Plug-in vehicles account for more than one in six registrations while battery electric cars alone rise to one-in-nine
2021 new car registrations grew by a marginal one per cent on a pandemic-ravaged 2020, as 1.65 million new cars entered the UK market, according to new figures released by the Society of Motor Manufacturers and Traders (SMMT).
The figures underline the ongoing impact of Covid and the semiconductor shortage on the industry, with the market down 28.7 per cent on pre-pandemic 20191, representing the second worst year since 1992.
However, 2021 proved to be the most successful year in history for electric vehicle uptake as more new battery electric vehicles (BEVs) were registered than over the previous five years combined.
190,727 new BEVs joined Britain’s roads, along with 114,554 plug-in hybrids (PHEVs), meaning 18.5 per cent of all new cars registered in 2021 can be plugged in.
This is in addition to the 147,246 hybrid electric vehicles (HEVs) registered which took a further 8.9 per cent market share in a bumper year for electrified car registrations, with 27.5 per cent of the total market now electrified in some form.
Following billions of pounds of investment into new technology by manufacturers, more than 40 per cent of models are now available as plug-ins.
The shift in customer preference for these new technologies continues apace, with December seeing BEVs take a record market share in a non-locked down trading month, accounting for 25.5 per cent of all new registrations.
The UK finished 2021 as the third largest European market for new car registrations but the second largest by volume for plug-in vehicles and the second largest for BEVs.
Petrol-powered vehicles, including mild hybrids (MHEVs), remain Britain’s most popular powertrain, accounting for 58.3 per cent of all new cars registered in 2021, with diesel-powered cars including MHEVs making up 14.2 per cent of the market, followed by BEVs at 11.6 per cent, HEVs at 8.9 per cent and PHEVs at 7 per cent.
Registrations by private buyers increased by a moderate 7.4 per cent, while those by businesses and large fleets fell by 4.4 per cent and 4.7 per cent respectively, in part due to supply shortages.
Superminis remained Britain’s most popular cars, with 514,024 registrations, followed by the lower medium (449,631) and dual purpose (443,632) segments.

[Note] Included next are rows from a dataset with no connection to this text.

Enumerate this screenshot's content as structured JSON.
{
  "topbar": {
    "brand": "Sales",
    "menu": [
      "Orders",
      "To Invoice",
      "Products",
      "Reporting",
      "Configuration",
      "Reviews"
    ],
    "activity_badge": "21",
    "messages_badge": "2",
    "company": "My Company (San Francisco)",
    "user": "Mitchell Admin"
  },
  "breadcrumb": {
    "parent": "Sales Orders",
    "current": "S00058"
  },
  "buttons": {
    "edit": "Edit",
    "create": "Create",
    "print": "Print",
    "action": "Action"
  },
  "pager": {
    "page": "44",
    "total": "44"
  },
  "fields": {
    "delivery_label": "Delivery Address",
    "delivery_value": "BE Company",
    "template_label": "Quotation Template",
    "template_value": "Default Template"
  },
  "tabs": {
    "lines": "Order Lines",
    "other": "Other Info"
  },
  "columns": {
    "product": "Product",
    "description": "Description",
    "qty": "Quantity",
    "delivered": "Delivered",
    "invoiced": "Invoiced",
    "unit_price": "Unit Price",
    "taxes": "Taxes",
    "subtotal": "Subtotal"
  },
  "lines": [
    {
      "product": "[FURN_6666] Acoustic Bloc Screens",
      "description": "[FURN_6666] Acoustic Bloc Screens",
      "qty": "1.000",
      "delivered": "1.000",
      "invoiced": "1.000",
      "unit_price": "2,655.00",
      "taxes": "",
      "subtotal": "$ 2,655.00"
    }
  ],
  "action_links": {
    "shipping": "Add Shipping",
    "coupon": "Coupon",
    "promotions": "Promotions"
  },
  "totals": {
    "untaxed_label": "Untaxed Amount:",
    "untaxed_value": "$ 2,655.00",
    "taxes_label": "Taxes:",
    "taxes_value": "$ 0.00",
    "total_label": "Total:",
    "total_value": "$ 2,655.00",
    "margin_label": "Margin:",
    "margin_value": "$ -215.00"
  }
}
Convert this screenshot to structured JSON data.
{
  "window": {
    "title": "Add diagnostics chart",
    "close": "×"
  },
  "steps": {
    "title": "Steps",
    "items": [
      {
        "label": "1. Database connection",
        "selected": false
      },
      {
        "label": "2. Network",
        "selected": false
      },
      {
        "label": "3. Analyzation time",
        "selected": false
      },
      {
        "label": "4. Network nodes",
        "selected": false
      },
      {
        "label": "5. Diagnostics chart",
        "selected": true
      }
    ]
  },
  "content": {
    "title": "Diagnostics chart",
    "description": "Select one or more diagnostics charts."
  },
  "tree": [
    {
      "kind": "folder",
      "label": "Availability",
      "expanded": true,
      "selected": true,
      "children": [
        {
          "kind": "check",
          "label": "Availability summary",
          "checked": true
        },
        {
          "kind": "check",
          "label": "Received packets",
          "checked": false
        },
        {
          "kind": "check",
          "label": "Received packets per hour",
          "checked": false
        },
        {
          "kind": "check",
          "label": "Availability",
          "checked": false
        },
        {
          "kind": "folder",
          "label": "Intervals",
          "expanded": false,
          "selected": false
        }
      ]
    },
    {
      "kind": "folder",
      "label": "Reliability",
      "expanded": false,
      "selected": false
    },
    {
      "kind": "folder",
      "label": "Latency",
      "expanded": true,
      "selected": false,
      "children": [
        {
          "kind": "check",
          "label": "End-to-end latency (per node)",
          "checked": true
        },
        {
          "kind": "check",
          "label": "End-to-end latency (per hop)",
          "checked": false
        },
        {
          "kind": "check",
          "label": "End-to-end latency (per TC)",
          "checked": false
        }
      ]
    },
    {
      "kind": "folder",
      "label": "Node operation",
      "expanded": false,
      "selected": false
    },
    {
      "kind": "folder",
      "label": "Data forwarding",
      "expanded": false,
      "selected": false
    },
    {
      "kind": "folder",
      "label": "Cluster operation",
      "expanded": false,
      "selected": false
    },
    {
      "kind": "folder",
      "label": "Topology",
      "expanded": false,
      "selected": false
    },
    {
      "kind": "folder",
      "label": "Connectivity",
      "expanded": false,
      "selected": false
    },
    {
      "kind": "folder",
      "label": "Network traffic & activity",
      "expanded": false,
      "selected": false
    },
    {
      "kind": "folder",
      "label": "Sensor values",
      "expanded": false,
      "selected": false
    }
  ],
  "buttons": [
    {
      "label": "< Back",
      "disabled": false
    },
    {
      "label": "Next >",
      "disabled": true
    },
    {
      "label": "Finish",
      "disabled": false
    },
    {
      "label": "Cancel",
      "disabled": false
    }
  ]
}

Looking ahead, the latest forecast for 2022 – published in October, before the rise of the Omicron variant – is for 1.96 million new car registrations.
Mike Hawes, SMMT chief executive, said: “It’s been another desperately disappointing year for the car industry as Covid continues to cast a pall over any recovery. Manufacturers continue to battle myriad challenges, with tougher trading arrangements, accelerating technology shifts and, above all, the global semiconductor shortage which is decimating supply.
“Despite the challenges, the undeniable bright spot is the growth in electric car uptake.
“A record-breaking year for the cleanest, greenest vehicles is testament to the investment made by the industry over the past decade and the inherent attractiveness of the technology.
“The models are there, with two of every five new car models now able to be plugged in, drivers have the widest choice ever and industry is working hard to overcome Covid-related supply constraints.
“The biggest obstacle to our shared net zero ambitions is not product availability, however, but cost and charging infrastructure.
“Recent cuts to incentives and home charging grants should be reversed and we need to boost the roll out of public on-street charging with mandated targets, providing every driver, wherever they live, with the assurance they can charge where they want and when they want.”